The housing market is taking off again — finally! — not only in the Boise area, but also around the country. This is great news for sellers, but what about buyers? What’s the good news in a market where competition for prized properties will increase, home prices are rising and mortgage rates might too?
More Choices, Better Living
In the first place, a healthier housing market means more desirable locations to purchase property. Locations that had been suffering from a double whammy of high unemployment and a terrible housing market — often with numerous abandoned and vacant homes — are seeing a turnaround, providing homebuyers with more choices when it comes to finding a place they want to live. These areas can only improve as families move in and contribute to the local economies.
In fact, according to the National Association of Home Builders/First American Improving Markets Index, at the beginning of October, 103 markets across the country were considered to be improving. The index looks at employment, housing prices and single-family housing growth to determine these improving areas. They include metro areas in Florida, Texas, Indiana, Michigan and many more throughout the U.S.
In addition to more cities becoming desirable places to live, real estate is more obviously becoming a good investment. We say “more obviously” because despite the recent slump, in the long run real estate turns a profit in nearly every market. Period. Now your clients will be able to see that for themselves, as prices slowly creep up. Whether they are looking for a primary home, second home or investment property, now is a great time to get into the market.
Buy low, sell high is a very old sales adage and one that should be taken advantage of in this market! Buy soon before prices rise any more, so you can maximize your profits when you choose to sell.
Delays Can Hurt Purchasing Power
Remember, too, that while mortgage rates have been hovering at record lows, there is no guarantee they won’t begin to climb — and keep going. Improvements in the economy, of which housing market improvements are an indication, will surely stimulate a rise in mortgage interest rates. As we’ve said before, even a rise of one percentage point lowers a buyer’s purchasing power by about 10 percent. That’s often the difference between affording a house in the $300,000 range versus the $200,000 range.

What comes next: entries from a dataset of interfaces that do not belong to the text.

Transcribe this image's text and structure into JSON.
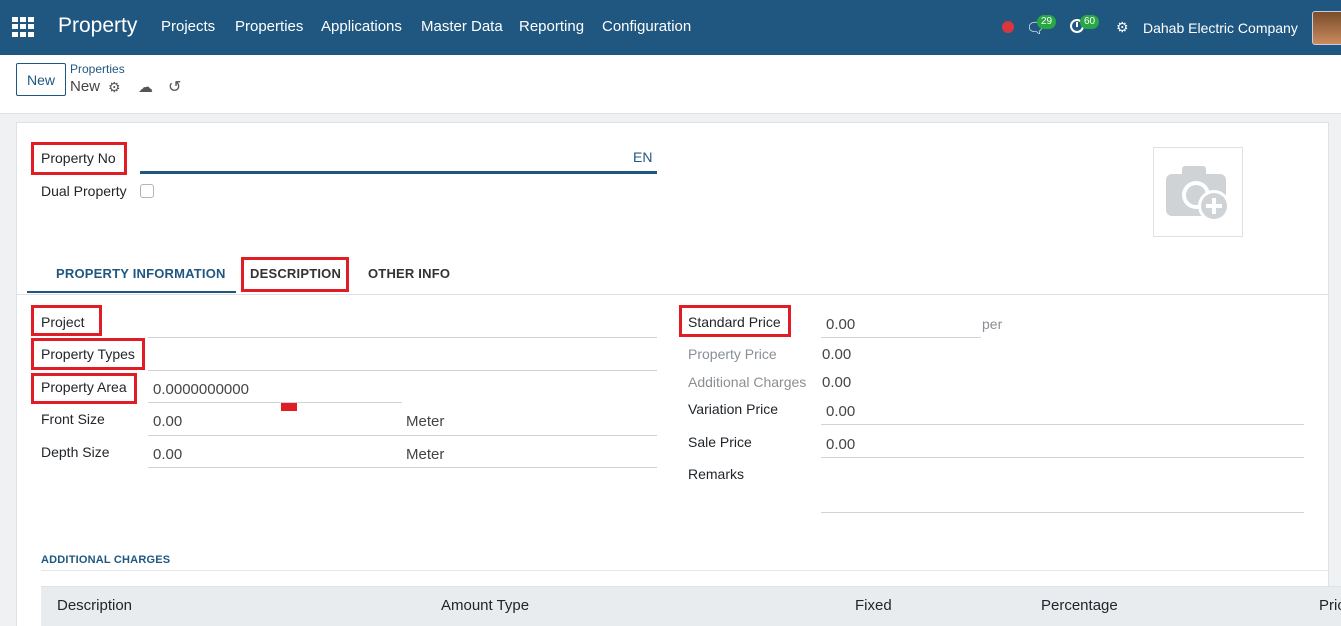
{
  "navbar": {
    "brand": "Property",
    "menu": [
      "Projects",
      "Properties",
      "Applications",
      "Master Data",
      "Reporting",
      "Configuration"
    ],
    "messages_count": "29",
    "activities_count": "60",
    "company": "Dahab Electric Company"
  },
  "control": {
    "new_label": "New",
    "breadcrumb_parent": "Properties",
    "breadcrumb_current": "New"
  },
  "form": {
    "property_no_label": "Property No",
    "property_no_lang": "EN",
    "dual_property_label": "Dual Property",
    "tabs": [
      "PROPERTY INFORMATION",
      "DESCRIPTION",
      "OTHER INFO"
    ],
    "left": {
      "project_label": "Project",
      "property_types_label": "Property Types",
      "property_area_label": "Property Area",
      "property_area_value": "0.0000000000",
      "front_size_label": "Front Size",
      "front_size_value": "0.00",
      "front_size_unit": "Meter",
      "depth_size_label": "Depth Size",
      "depth_size_value": "0.00",
      "depth_size_unit": "Meter"
    },
    "right": {
      "standard_price_label": "Standard Price",
      "standard_price_value": "0.00",
      "standard_price_per": "per",
      "property_price_label": "Property Price",
      "property_price_value": "0.00",
      "additional_charges_label": "Additional Charges",
      "additional_charges_value": "0.00",
      "variation_price_label": "Variation Price",
      "variation_price_value": "0.00",
      "sale_price_label": "Sale Price",
      "sale_price_value": "0.00",
      "remarks_label": "Remarks"
    },
    "additional_charges_section": "ADDITIONAL CHARGES",
    "table_headers": [
      "Description",
      "Amount Type",
      "Fixed",
      "Percentage",
      "Pric"
    ]
  }
}
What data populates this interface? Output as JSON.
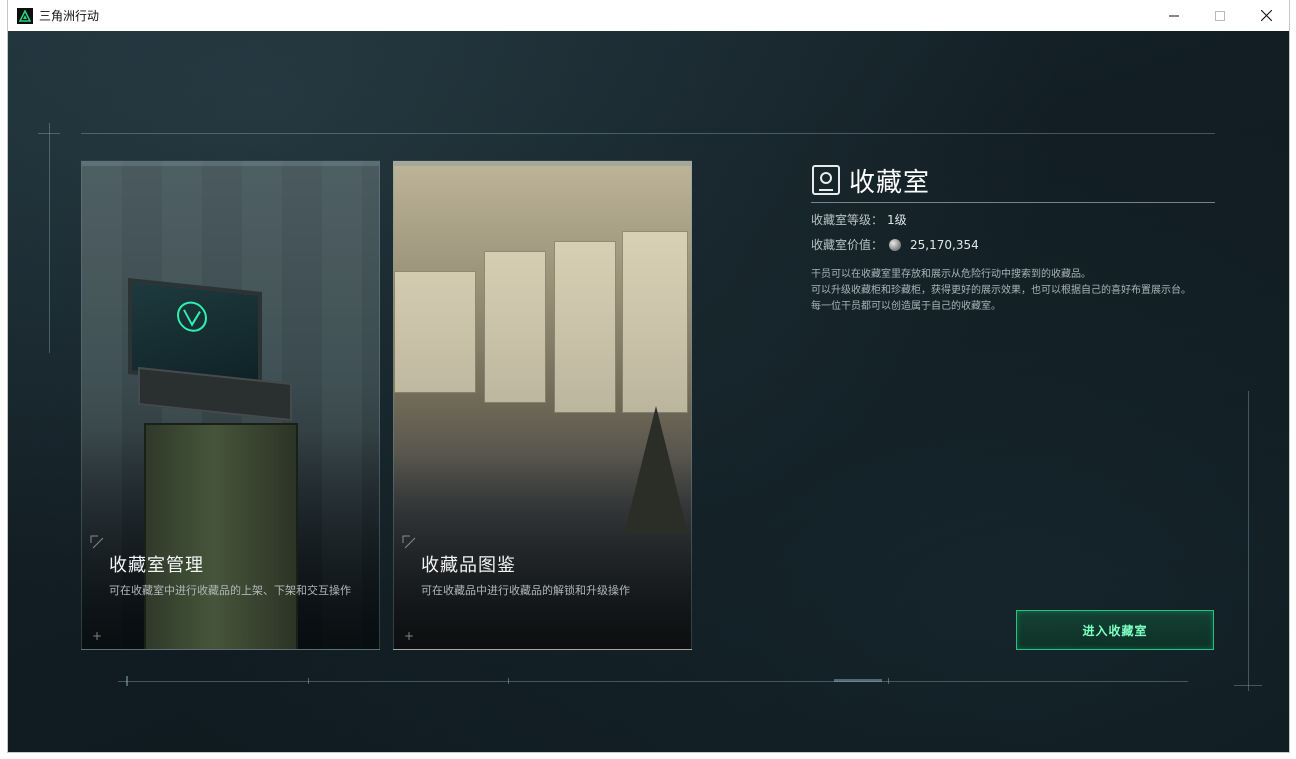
{
  "window": {
    "title": "三角洲行动",
    "controls": [
      "minimize-icon",
      "maximize-icon",
      "close-icon"
    ]
  },
  "cards": [
    {
      "title": "收藏室管理",
      "desc": "可在收藏室中进行收藏品的上架、下架和交互操作"
    },
    {
      "title": "收藏品图鉴",
      "desc": "可在收藏品中进行收藏品的解锁和升级操作"
    }
  ],
  "info": {
    "title": "收藏室",
    "level_label": "收藏室等级：",
    "level_value": "1级",
    "value_label": "收藏室价值：",
    "value_amount": "25,170,354",
    "desc": [
      "干员可以在收藏室里存放和展示从危险行动中搜索到的收藏品。",
      "可以升级收藏柜和珍藏柜，获得更好的展示效果，也可以根据自己的喜好布置展示台。",
      "每一位干员都可以创造属于自己的收藏室。"
    ]
  },
  "actions": {
    "enter_label": "进入收藏室"
  },
  "colors": {
    "accent": "#24c37e",
    "accent_text": "#7dffc2",
    "background": "#0f1a20"
  }
}
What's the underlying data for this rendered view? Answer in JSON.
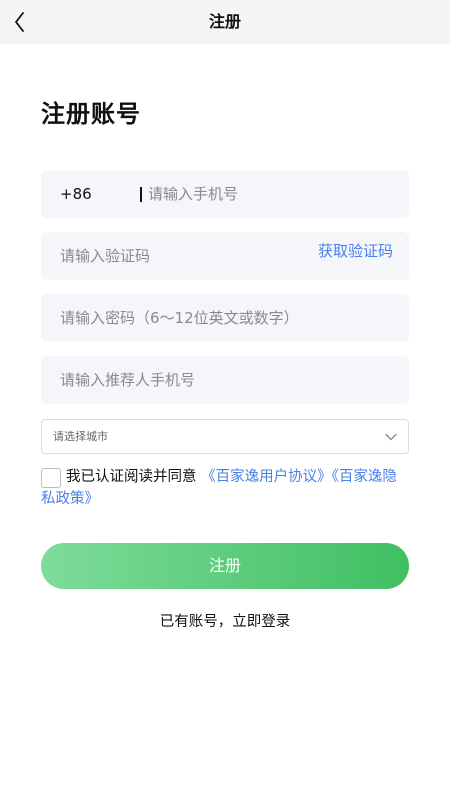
{
  "nav": {
    "title": "注册",
    "back_icon": "chevron-left-icon"
  },
  "page": {
    "heading": "注册账号"
  },
  "form": {
    "phone": {
      "prefix": "+86",
      "placeholder": "请输入手机号",
      "value": ""
    },
    "code": {
      "placeholder": "请输入验证码",
      "value": "",
      "get_code_label": "获取验证码"
    },
    "password": {
      "placeholder": "请输入密码（6～12位英文或数字）",
      "value": ""
    },
    "referrer": {
      "placeholder": "请输入推荐人手机号",
      "value": ""
    },
    "city": {
      "placeholder": "请选择城市",
      "icon": "chevron-down-icon"
    }
  },
  "agreement": {
    "prefix": "我已认证阅读并同意",
    "user_agreement": "《百家逸用户协议》",
    "privacy_policy": "《百家逸隐私政策》",
    "checked": false
  },
  "actions": {
    "submit_label": "注册",
    "login_link": "已有账号，立即登录"
  },
  "colors": {
    "accent_link": "#4a7fe8",
    "button_start": "#7ddc9a",
    "button_end": "#40bf62",
    "field_bg": "#f5f6fa"
  }
}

Here’s a graphic to help you understand the difference between the COST of a home and the PRICE of a home. The cost is determined by the price and the mortgage interest rate which is available at the time. Below is a list of the interest rates over the last ten years and the impact they have on a $100,000 mortgage payment:
dean and shanna tucker boise mortgage